Articles by this author:

  • Town trustees concerned that poaching may be on the rise, seek help.
  • A fourth traffic lane and pedestrian crosswalks on Newtown Lane, along with repairs and changes on Railroad Avenue and Race and Gingerbread Lanes, were the primary topics at the East Hampton Village Board’s meeting on Friday. The design review board was also presented with an award for its effort to preserve historic buildings.

  • With Election Day less than six weeks away, Representative Tim Bishop, the six-term Democratic incumbent in New York’s First Congressional District, and his Republican opponent, State Senator Lee Zeldin, have been deep into campaign season. The candidates met in a debate on Monday night at Hampton Bays High School, and will attend fund-raising events in the coming days on the South Fork.

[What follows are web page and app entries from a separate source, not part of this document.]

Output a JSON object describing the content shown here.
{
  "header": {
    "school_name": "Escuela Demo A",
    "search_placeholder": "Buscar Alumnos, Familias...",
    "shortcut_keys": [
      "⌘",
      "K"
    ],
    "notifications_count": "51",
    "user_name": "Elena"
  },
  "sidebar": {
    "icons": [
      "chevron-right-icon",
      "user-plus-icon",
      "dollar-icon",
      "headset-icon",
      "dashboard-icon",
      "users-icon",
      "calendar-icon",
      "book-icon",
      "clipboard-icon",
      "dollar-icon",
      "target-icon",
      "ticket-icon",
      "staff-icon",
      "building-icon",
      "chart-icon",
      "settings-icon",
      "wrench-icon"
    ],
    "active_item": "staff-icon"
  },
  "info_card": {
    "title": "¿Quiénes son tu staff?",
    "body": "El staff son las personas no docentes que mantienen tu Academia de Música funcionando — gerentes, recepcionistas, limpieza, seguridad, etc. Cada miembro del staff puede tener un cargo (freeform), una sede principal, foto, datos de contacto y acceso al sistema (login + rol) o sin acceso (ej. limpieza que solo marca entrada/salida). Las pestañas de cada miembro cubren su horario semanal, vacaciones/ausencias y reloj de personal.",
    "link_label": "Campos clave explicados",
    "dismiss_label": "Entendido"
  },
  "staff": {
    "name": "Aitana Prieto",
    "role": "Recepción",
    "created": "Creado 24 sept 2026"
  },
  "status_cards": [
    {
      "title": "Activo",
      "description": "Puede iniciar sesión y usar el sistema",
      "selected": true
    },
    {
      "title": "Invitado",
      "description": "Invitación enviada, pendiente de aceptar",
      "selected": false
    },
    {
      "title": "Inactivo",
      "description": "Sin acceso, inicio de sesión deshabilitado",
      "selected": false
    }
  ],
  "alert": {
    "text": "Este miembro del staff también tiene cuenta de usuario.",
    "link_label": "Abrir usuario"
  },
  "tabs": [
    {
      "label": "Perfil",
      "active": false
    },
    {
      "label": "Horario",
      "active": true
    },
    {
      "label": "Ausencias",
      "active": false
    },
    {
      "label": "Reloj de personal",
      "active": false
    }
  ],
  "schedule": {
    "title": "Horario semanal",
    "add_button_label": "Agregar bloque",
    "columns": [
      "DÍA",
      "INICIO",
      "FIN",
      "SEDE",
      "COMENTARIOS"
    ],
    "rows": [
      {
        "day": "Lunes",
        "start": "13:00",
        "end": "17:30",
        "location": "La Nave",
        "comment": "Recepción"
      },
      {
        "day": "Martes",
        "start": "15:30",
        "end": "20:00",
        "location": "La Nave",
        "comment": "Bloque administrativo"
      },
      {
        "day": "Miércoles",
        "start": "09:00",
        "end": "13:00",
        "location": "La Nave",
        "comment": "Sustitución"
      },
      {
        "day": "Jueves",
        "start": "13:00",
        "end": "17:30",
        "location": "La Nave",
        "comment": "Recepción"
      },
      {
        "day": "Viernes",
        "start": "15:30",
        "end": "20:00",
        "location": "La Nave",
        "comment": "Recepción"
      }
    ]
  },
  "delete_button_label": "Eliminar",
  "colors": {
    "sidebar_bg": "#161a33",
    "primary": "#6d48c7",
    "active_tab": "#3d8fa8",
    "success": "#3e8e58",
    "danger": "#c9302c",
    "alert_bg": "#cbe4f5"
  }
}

  • The People's Climate March in New York City on Sunday drew more than 300,000 demonstrators, including some from East Hampton.
  • A historic property in a historic district was before the East Hampton Village Zoning Board of Appeals at its meeting Friday when it considered an application from the Presbyterian Church for variances to add 11 parking spaces and realign its driveway. The applicant also seeks permission for the continued existence of four air-conditioning units along the rear wall of the church.

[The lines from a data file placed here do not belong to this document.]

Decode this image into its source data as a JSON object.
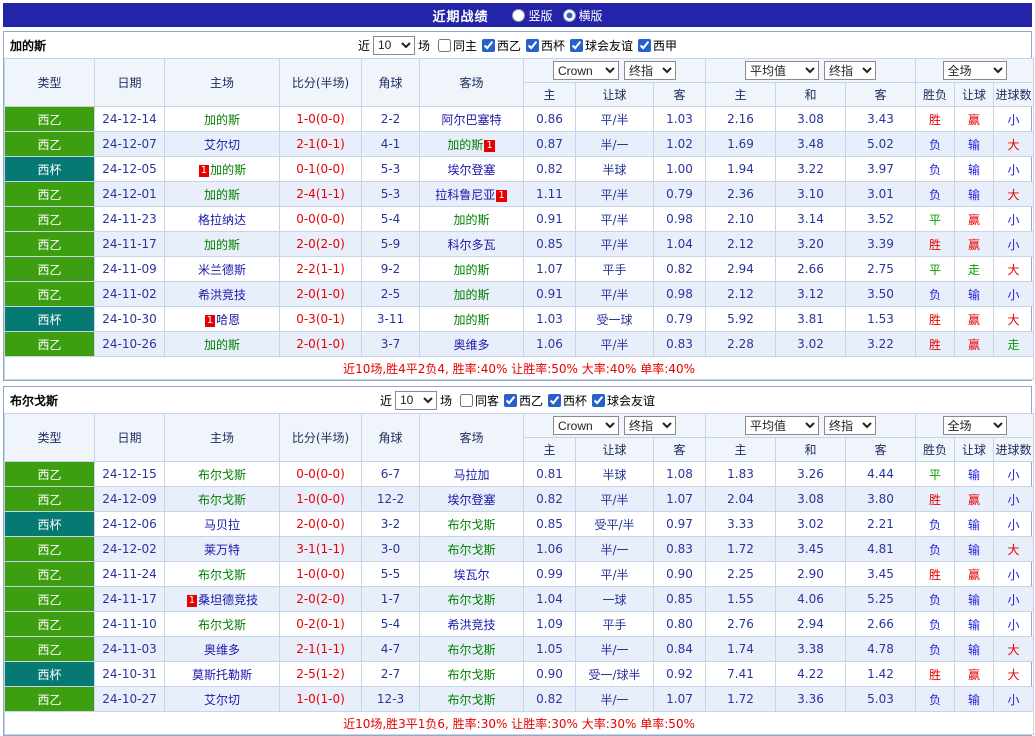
{
  "page": {
    "title": "近期战绩",
    "radios": [
      {
        "label": "竖版",
        "checked": false
      },
      {
        "label": "横版",
        "checked": true
      }
    ]
  },
  "filter_bar": {
    "near": "近",
    "count": "10",
    "games": "场"
  },
  "columns": {
    "type": "类型",
    "date": "日期",
    "home": "主场",
    "score": "比分(半场)",
    "corner": "角球",
    "away": "客场",
    "crow": "Crown",
    "final": "终指",
    "avg": "平均值",
    "full": "全场",
    "main": "主",
    "draw": "和",
    "away_odds": "客",
    "let": "让球",
    "wdl": "胜负",
    "goals": "进球数"
  },
  "colors": {
    "top_bar": "#2424a8",
    "league_green": "#3d9e0f",
    "league_teal": "#067a72",
    "win_red": "#e60000",
    "lose_blue": "#2222dd",
    "draw_green": "#089c00",
    "focal_team_green": "#008000",
    "team_blue": "#1818aa"
  },
  "tables": [
    {
      "team": "加的斯",
      "filters": [
        {
          "label": "同主",
          "checked": false
        },
        {
          "label": "西乙",
          "checked": true
        },
        {
          "label": "西杯",
          "checked": true
        },
        {
          "label": "球会友谊",
          "checked": true
        },
        {
          "label": "西甲",
          "checked": true
        }
      ],
      "rows": [
        {
          "league": "西乙",
          "date": "24-12-14",
          "home": "加的斯",
          "hf": true,
          "away": "阿尔巴塞特",
          "score": "1-0(0-0)",
          "corner": "2-2",
          "ah": [
            "0.86",
            "平/半",
            "1.03"
          ],
          "eu": [
            "2.16",
            "3.08",
            "3.43"
          ],
          "res": [
            "胜",
            "赢",
            "小"
          ]
        },
        {
          "league": "西乙",
          "date": "24-12-07",
          "home": "艾尔切",
          "away": "加的斯",
          "af": true,
          "ac": true,
          "score": "2-1(0-1)",
          "corner": "4-1",
          "ah": [
            "0.87",
            "半/一",
            "1.02"
          ],
          "eu": [
            "1.69",
            "3.48",
            "5.02"
          ],
          "res": [
            "负",
            "输",
            "大"
          ]
        },
        {
          "league": "西杯",
          "date": "24-12-05",
          "home": "加的斯",
          "hf": true,
          "hc": true,
          "away": "埃尔登塞",
          "score": "0-1(0-0)",
          "corner": "5-3",
          "ah": [
            "0.82",
            "半球",
            "1.00"
          ],
          "eu": [
            "1.94",
            "3.22",
            "3.97"
          ],
          "res": [
            "负",
            "输",
            "小"
          ]
        },
        {
          "league": "西乙",
          "date": "24-12-01",
          "home": "加的斯",
          "hf": true,
          "away": "拉科鲁尼亚",
          "ac": true,
          "score": "2-4(1-1)",
          "corner": "5-3",
          "ah": [
            "1.11",
            "平/半",
            "0.79"
          ],
          "eu": [
            "2.36",
            "3.10",
            "3.01"
          ],
          "res": [
            "负",
            "输",
            "大"
          ]
        },
        {
          "league": "西乙",
          "date": "24-11-23",
          "home": "格拉纳达",
          "away": "加的斯",
          "af": true,
          "score": "0-0(0-0)",
          "corner": "5-4",
          "ah": [
            "0.91",
            "平/半",
            "0.98"
          ],
          "eu": [
            "2.10",
            "3.14",
            "3.52"
          ],
          "res": [
            "平",
            "赢",
            "小"
          ]
        },
        {
          "league": "西乙",
          "date": "24-11-17",
          "home": "加的斯",
          "hf": true,
          "away": "科尔多瓦",
          "score": "2-0(2-0)",
          "corner": "5-9",
          "ah": [
            "0.85",
            "平/半",
            "1.04"
          ],
          "eu": [
            "2.12",
            "3.20",
            "3.39"
          ],
          "res": [
            "胜",
            "赢",
            "小"
          ]
        },
        {
          "league": "西乙",
          "date": "24-11-09",
          "home": "米兰德斯",
          "away": "加的斯",
          "af": true,
          "score": "2-2(1-1)",
          "corner": "9-2",
          "ah": [
            "1.07",
            "平手",
            "0.82"
          ],
          "eu": [
            "2.94",
            "2.66",
            "2.75"
          ],
          "res": [
            "平",
            "走",
            "大"
          ]
        },
        {
          "league": "西乙",
          "date": "24-11-02",
          "home": "希洪竞技",
          "away": "加的斯",
          "af": true,
          "score": "2-0(1-0)",
          "corner": "2-5",
          "ah": [
            "0.91",
            "平/半",
            "0.98"
          ],
          "eu": [
            "2.12",
            "3.12",
            "3.50"
          ],
          "res": [
            "负",
            "输",
            "小"
          ]
        },
        {
          "league": "西杯",
          "date": "24-10-30",
          "home": "哈恩",
          "hc": true,
          "away": "加的斯",
          "af": true,
          "score": "0-3(0-1)",
          "corner": "3-11",
          "ah": [
            "1.03",
            "受一球",
            "0.79"
          ],
          "eu": [
            "5.92",
            "3.81",
            "1.53"
          ],
          "res": [
            "胜",
            "赢",
            "大"
          ]
        },
        {
          "league": "西乙",
          "date": "24-10-26",
          "home": "加的斯",
          "hf": true,
          "away": "奥维多",
          "score": "2-0(1-0)",
          "corner": "3-7",
          "ah": [
            "1.06",
            "平/半",
            "0.83"
          ],
          "eu": [
            "2.28",
            "3.02",
            "3.22"
          ],
          "res": [
            "胜",
            "赢",
            "走"
          ]
        }
      ],
      "summary": "近10场,胜4平2负4, 胜率:40% 让胜率:50% 大率:40% 单率:40%"
    },
    {
      "team": "布尔戈斯",
      "filters": [
        {
          "label": "同客",
          "checked": false
        },
        {
          "label": "西乙",
          "checked": true
        },
        {
          "label": "西杯",
          "checked": true
        },
        {
          "label": "球会友谊",
          "checked": true
        }
      ],
      "rows": [
        {
          "league": "西乙",
          "date": "24-12-15",
          "home": "布尔戈斯",
          "hf": true,
          "away": "马拉加",
          "score": "0-0(0-0)",
          "corner": "6-7",
          "ah": [
            "0.81",
            "半球",
            "1.08"
          ],
          "eu": [
            "1.83",
            "3.26",
            "4.44"
          ],
          "res": [
            "平",
            "输",
            "小"
          ]
        },
        {
          "league": "西乙",
          "date": "24-12-09",
          "home": "布尔戈斯",
          "hf": true,
          "away": "埃尔登塞",
          "score": "1-0(0-0)",
          "corner": "12-2",
          "ah": [
            "0.82",
            "平/半",
            "1.07"
          ],
          "eu": [
            "2.04",
            "3.08",
            "3.80"
          ],
          "res": [
            "胜",
            "赢",
            "小"
          ]
        },
        {
          "league": "西杯",
          "date": "24-12-06",
          "home": "马贝拉",
          "away": "布尔戈斯",
          "af": true,
          "score": "2-0(0-0)",
          "corner": "3-2",
          "ah": [
            "0.85",
            "受平/半",
            "0.97"
          ],
          "eu": [
            "3.33",
            "3.02",
            "2.21"
          ],
          "res": [
            "负",
            "输",
            "小"
          ]
        },
        {
          "league": "西乙",
          "date": "24-12-02",
          "home": "莱万特",
          "away": "布尔戈斯",
          "af": true,
          "score": "3-1(1-1)",
          "corner": "3-0",
          "ah": [
            "1.06",
            "半/一",
            "0.83"
          ],
          "eu": [
            "1.72",
            "3.45",
            "4.81"
          ],
          "res": [
            "负",
            "输",
            "大"
          ]
        },
        {
          "league": "西乙",
          "date": "24-11-24",
          "home": "布尔戈斯",
          "hf": true,
          "away": "埃瓦尔",
          "score": "1-0(0-0)",
          "corner": "5-5",
          "ah": [
            "0.99",
            "平/半",
            "0.90"
          ],
          "eu": [
            "2.25",
            "2.90",
            "3.45"
          ],
          "res": [
            "胜",
            "赢",
            "小"
          ]
        },
        {
          "league": "西乙",
          "date": "24-11-17",
          "home": "桑坦德竞技",
          "hc": true,
          "away": "布尔戈斯",
          "af": true,
          "score": "2-0(2-0)",
          "corner": "1-7",
          "ah": [
            "1.04",
            "一球",
            "0.85"
          ],
          "eu": [
            "1.55",
            "4.06",
            "5.25"
          ],
          "res": [
            "负",
            "输",
            "小"
          ]
        },
        {
          "league": "西乙",
          "date": "24-11-10",
          "home": "布尔戈斯",
          "hf": true,
          "away": "希洪竞技",
          "score": "0-2(0-1)",
          "corner": "5-4",
          "ah": [
            "1.09",
            "平手",
            "0.80"
          ],
          "eu": [
            "2.76",
            "2.94",
            "2.66"
          ],
          "res": [
            "负",
            "输",
            "小"
          ]
        },
        {
          "league": "西乙",
          "date": "24-11-03",
          "home": "奥维多",
          "away": "布尔戈斯",
          "af": true,
          "score": "2-1(1-1)",
          "corner": "4-7",
          "ah": [
            "1.05",
            "半/一",
            "0.84"
          ],
          "eu": [
            "1.74",
            "3.38",
            "4.78"
          ],
          "res": [
            "负",
            "输",
            "大"
          ]
        },
        {
          "league": "西杯",
          "date": "24-10-31",
          "home": "莫斯托勒斯",
          "away": "布尔戈斯",
          "af": true,
          "score": "2-5(1-2)",
          "corner": "2-7",
          "ah": [
            "0.90",
            "受一/球半",
            "0.92"
          ],
          "eu": [
            "7.41",
            "4.22",
            "1.42"
          ],
          "res": [
            "胜",
            "赢",
            "大"
          ]
        },
        {
          "league": "西乙",
          "date": "24-10-27",
          "home": "艾尔切",
          "away": "布尔戈斯",
          "af": true,
          "score": "1-0(1-0)",
          "corner": "12-3",
          "ah": [
            "0.82",
            "半/一",
            "1.07"
          ],
          "eu": [
            "1.72",
            "3.36",
            "5.03"
          ],
          "res": [
            "负",
            "输",
            "小"
          ]
        }
      ],
      "summary": "近10场,胜3平1负6, 胜率:30% 让胜率:30% 大率:30% 单率:50%"
    }
  ]
}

  • The East Hampton Town Trustees voted unanimously on Tuesday to deny an application for a rock revetment on the beach at Gardiner’s Bay near the end of Louse Point.
  • The East Hampton Village Board unanimously voted in favor of a resolution last Thursday urging the town board to adopt a comprehensive aircraft noise-limitation policy.
  • The Village Preservation Society of East Hampton handed the East Hampton Village Board $100,000 last Thursday, which it had raised to spay deer, a program it had suggested.
  • A proposed East Hampton Town rental registry drew a number of property owners to the Amagansett Citizens Advisory Committee’s meeting on Monday, many of them concerned about its potential impact.
  • Unless future testing of East Hampton’s Georgica Pond has better results, taking crabs and other marine life will be prohibited there for at least another three weeks, the East Hampton Town Trustees decided on Tuesday. Most recent water samples indicate a “dangerously high level” of cyanobacteria, or blue-green algae, which was first detected in the pond in July, said Stephanie Forsberg, the trustees’ assistant clerk.

Blogs by this author: